In an unprecedented opinion, the Seventh Circuit Court of Appeals became the first federal appellate court in the country to rule that workplace discrimination based on sexual orientation violates the Civil Rights Act of 1964.
Kimberly Hively sued her employer, Ivy Tech Community College, an Indiana-based college, under the Civil Rights Act of 1964, arguing that Ivy Tech violated her civil rights when it failed to offer her full-time employment or a promotion because she is lesbian.
The trial court did not allow Hively’s lawsuit to proceed, holding that Title VII – which prohibits employers from discriminating against employees on the basis of sex, race, color, national origin, and religion – does not protect employees from sexual orientation discrimination. Lambda Legal, on behalf of Hively, appealed the trial court’s decision to the Seventh Circuit Court of Appeals.
In July of 2016, a three-judge panel affirmed that the Civil Rights Act does not protect employees from discrimination based upon sexual orientation. Lambda Legal then requested that the full panel of the Seventh Circuit rehear the case; and, in November of 2016, all eleven judges of the circuit heard the parties’ argument. After this rare hearing, the court found 8 to 3 that the Civil Rights Act does protect employees from discrimination on the basis of sexual orientation.

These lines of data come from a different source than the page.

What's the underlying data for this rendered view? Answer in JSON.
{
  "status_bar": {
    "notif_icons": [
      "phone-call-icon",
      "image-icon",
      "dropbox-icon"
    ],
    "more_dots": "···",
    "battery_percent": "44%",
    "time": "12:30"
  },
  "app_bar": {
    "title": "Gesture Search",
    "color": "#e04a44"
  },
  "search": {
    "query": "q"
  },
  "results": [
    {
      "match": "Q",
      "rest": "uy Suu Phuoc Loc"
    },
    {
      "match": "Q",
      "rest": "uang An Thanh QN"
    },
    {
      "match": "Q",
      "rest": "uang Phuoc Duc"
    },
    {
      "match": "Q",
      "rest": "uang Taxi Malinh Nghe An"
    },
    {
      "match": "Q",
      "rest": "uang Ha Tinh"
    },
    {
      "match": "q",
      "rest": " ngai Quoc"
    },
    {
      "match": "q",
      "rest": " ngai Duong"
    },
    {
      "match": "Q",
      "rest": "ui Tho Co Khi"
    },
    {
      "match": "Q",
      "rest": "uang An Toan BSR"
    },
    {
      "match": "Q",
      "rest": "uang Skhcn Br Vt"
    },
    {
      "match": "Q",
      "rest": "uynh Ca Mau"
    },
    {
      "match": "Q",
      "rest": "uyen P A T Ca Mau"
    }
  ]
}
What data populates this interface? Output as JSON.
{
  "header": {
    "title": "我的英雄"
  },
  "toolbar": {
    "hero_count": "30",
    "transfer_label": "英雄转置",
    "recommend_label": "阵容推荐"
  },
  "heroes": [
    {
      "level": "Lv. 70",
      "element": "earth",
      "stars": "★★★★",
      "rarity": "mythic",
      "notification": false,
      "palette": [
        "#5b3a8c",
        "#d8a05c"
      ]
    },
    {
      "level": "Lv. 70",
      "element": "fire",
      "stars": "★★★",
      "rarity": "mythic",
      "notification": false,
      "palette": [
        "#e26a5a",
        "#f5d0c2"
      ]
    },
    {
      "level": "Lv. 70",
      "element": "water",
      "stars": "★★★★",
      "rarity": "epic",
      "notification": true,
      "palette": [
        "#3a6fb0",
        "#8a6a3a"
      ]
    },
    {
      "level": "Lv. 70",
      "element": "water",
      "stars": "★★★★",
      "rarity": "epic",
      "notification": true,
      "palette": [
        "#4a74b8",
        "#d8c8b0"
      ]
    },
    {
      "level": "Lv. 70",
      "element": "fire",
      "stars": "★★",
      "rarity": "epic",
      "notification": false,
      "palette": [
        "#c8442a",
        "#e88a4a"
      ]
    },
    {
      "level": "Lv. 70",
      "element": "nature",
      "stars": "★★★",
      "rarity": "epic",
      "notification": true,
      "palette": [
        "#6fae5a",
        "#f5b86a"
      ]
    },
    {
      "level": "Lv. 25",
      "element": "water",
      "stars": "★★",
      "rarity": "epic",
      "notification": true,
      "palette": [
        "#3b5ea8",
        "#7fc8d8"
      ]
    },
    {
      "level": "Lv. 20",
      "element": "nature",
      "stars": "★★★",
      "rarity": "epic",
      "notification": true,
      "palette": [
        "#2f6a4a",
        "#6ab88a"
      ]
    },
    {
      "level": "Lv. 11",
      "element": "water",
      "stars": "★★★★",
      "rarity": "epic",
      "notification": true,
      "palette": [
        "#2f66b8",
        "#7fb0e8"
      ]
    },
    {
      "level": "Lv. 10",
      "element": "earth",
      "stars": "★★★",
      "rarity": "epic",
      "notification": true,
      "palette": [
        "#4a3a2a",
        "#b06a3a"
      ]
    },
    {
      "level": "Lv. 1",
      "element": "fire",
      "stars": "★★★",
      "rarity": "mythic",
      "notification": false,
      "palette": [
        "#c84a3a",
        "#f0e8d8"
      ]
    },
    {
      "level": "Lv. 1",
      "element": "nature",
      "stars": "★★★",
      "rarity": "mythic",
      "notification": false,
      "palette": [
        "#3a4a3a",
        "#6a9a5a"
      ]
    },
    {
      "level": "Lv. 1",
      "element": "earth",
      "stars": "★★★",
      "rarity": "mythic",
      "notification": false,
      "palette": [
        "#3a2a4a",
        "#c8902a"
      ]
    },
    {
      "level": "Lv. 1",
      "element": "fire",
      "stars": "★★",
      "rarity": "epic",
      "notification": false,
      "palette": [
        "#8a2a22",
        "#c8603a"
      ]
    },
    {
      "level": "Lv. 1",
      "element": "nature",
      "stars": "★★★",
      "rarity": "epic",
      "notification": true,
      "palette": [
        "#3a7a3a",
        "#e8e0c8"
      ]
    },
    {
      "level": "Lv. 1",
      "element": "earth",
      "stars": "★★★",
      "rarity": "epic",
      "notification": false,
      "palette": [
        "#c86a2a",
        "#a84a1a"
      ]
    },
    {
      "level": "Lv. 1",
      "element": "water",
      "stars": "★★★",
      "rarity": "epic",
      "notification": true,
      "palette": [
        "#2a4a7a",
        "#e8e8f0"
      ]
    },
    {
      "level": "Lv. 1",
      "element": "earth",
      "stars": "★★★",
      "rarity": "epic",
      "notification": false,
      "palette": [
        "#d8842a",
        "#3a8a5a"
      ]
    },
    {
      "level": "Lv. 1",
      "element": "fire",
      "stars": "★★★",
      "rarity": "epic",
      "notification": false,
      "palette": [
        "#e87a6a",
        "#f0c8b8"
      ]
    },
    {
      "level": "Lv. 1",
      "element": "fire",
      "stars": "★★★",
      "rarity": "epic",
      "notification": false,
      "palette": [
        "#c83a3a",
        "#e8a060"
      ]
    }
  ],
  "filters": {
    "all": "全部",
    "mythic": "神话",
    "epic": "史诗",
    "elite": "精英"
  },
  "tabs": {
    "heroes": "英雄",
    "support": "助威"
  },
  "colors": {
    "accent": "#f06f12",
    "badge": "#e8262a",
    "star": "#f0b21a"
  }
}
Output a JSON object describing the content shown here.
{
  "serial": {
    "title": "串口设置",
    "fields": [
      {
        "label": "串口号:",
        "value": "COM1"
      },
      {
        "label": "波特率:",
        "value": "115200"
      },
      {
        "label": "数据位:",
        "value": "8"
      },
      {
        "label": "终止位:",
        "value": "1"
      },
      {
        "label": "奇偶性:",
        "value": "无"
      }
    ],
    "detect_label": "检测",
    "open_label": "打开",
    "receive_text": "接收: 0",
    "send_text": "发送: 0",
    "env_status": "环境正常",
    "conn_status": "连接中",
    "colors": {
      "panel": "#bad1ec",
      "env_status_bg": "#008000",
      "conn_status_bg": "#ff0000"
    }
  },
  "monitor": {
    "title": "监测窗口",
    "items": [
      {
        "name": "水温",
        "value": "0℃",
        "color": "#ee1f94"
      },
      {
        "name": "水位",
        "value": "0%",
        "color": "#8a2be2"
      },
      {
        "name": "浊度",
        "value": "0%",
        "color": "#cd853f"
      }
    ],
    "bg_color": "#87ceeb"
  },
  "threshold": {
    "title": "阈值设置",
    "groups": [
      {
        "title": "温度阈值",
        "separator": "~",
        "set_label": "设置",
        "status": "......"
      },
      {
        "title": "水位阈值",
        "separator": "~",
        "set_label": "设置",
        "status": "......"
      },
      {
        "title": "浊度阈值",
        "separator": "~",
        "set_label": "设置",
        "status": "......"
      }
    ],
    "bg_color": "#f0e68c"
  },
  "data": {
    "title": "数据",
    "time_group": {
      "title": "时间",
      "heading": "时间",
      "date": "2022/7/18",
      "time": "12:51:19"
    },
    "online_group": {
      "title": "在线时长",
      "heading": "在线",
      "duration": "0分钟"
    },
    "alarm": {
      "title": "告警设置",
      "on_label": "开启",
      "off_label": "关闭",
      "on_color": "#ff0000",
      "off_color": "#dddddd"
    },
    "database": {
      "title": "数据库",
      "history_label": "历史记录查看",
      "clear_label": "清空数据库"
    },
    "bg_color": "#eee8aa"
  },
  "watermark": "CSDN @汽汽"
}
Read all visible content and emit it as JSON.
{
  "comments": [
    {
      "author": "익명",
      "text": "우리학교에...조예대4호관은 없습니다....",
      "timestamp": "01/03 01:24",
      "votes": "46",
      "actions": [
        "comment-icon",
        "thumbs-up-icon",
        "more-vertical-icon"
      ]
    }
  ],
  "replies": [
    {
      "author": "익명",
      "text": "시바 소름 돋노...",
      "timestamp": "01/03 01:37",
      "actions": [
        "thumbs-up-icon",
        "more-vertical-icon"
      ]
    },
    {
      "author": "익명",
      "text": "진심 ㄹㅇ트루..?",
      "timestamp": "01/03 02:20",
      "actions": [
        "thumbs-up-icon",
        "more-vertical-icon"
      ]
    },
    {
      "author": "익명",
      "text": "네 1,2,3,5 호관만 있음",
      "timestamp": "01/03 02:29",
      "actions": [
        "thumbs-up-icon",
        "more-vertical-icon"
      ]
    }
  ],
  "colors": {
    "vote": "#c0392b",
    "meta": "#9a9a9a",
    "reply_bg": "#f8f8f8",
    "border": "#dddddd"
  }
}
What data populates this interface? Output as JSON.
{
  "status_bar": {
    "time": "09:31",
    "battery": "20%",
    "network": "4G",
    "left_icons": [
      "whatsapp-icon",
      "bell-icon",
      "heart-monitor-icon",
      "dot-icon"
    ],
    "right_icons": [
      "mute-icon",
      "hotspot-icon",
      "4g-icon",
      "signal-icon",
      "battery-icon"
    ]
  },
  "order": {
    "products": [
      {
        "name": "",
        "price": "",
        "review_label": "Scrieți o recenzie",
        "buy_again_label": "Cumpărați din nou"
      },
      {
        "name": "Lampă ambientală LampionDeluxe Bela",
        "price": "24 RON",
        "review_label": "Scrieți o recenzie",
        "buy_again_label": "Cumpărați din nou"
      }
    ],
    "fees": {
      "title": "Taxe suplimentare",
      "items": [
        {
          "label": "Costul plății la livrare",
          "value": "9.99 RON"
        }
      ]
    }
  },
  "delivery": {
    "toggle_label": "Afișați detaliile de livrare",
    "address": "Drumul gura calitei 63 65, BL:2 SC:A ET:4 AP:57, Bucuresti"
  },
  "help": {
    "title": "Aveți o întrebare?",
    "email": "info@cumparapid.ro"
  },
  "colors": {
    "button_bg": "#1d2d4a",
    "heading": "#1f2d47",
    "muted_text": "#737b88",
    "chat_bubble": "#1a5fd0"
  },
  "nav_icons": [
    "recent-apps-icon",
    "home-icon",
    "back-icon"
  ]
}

Ivy Tech has stated they will not appeal this decision to the United States Supreme Court. Accordingly, gay and lesbian employees in Indiana, Illinois, and Wisconsin now have the right to sue their employers over discriminatory practices based on sexual orientation. We suspect that other circuits will soon address this topic in the coming year. In the meantime, employers in the Seventh Circuit should re-evaluate their practices and ensure they are not discriminating against employees on the basis of sexual orientation.